#### [Task brief]
Within the entries that follow, show each line where the word "true" occurs.

(Source data)
+++++
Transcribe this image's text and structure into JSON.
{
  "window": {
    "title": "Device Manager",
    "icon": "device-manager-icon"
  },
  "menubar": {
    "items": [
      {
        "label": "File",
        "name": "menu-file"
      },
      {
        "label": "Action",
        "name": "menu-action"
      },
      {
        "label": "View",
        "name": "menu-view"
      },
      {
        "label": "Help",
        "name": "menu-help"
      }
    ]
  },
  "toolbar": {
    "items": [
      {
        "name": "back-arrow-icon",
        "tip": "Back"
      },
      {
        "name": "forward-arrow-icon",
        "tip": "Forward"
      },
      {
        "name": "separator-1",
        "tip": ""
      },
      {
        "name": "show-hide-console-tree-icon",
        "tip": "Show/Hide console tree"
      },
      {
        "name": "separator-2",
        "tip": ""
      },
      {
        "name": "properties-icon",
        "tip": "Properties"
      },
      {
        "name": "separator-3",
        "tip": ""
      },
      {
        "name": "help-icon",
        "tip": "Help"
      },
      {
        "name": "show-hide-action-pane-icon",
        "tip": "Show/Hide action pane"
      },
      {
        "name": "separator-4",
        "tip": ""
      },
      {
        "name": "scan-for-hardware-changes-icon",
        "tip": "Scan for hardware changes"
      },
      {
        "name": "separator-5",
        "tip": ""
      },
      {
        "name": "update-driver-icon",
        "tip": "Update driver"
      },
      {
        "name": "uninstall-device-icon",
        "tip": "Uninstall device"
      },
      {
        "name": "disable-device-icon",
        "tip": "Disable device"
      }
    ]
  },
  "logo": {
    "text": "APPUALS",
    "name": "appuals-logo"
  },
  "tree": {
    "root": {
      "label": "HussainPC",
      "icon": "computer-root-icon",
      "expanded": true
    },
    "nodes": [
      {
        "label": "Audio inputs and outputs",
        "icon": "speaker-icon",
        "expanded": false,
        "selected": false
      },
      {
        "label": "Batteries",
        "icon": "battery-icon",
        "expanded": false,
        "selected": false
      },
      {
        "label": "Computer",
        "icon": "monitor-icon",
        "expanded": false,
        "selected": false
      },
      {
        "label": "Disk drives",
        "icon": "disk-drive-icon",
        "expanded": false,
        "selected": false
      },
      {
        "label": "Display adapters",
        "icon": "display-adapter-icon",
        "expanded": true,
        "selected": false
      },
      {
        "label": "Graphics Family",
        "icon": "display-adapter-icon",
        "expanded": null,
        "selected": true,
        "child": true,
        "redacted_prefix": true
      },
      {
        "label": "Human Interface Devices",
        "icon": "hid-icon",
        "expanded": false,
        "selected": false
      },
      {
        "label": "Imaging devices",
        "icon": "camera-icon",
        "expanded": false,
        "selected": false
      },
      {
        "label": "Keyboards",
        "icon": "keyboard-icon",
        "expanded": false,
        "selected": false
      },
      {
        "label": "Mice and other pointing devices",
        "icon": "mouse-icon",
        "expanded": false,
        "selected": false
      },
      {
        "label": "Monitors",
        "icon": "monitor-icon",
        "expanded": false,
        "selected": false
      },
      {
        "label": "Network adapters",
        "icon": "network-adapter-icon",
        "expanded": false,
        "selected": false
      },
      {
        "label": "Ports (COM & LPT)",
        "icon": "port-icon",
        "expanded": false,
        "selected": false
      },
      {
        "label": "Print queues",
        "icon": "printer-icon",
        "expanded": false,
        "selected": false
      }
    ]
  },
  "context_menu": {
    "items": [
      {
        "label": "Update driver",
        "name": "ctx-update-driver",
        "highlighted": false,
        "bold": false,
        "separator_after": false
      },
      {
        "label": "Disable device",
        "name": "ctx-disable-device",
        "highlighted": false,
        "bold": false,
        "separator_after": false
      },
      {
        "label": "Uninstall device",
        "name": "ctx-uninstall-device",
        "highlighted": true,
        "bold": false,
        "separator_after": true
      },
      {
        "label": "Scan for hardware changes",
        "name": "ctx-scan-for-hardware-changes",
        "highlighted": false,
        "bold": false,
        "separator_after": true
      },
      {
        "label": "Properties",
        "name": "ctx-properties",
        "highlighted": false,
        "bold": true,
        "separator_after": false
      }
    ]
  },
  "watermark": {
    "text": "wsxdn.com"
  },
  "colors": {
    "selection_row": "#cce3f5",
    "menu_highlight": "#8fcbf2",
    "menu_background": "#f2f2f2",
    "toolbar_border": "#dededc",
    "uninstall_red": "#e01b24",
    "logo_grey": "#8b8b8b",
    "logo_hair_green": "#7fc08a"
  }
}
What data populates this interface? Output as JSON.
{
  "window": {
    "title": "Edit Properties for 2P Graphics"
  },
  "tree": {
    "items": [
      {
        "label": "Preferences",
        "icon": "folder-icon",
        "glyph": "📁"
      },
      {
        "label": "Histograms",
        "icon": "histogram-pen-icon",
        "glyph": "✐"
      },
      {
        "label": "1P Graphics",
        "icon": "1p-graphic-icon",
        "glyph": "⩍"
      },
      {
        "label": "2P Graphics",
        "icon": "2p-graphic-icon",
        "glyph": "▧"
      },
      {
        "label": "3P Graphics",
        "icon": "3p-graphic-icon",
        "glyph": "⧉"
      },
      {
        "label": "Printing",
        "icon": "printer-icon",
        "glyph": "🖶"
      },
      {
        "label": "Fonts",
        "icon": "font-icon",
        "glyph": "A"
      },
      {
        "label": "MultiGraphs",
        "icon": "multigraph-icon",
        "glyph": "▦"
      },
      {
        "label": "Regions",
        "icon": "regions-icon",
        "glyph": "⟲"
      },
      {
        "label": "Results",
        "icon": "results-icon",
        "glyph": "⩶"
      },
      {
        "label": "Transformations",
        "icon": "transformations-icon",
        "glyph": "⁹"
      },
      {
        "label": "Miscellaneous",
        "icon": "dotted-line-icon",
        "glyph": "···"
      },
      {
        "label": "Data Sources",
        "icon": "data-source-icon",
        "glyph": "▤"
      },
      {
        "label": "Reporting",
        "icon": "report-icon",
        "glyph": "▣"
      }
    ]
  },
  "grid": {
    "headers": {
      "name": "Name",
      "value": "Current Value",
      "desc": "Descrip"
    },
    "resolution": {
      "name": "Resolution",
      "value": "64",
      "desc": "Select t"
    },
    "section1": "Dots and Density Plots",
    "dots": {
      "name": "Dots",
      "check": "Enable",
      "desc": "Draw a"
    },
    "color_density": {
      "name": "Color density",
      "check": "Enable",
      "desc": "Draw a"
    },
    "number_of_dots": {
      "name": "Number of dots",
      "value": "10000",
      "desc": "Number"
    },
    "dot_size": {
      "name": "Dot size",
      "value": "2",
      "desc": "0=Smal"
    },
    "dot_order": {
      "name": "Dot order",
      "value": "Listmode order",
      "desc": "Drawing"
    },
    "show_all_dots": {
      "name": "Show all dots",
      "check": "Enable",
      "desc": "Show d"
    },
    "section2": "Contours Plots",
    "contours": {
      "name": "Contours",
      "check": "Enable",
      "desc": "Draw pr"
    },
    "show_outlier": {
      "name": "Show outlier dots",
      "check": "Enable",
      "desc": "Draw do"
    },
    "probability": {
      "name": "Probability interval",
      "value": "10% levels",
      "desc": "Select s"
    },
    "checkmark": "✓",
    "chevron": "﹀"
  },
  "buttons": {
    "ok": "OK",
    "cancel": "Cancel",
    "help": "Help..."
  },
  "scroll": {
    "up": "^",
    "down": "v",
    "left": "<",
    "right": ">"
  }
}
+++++
#### [Response to the task]
      "expanded": true
        "expanded": true,
        "selected": true,
        "child": true,
        "redacted_prefix": true
        "highlighted": true,
        "separator_after": true
        "separator_after": true
        "bold": true,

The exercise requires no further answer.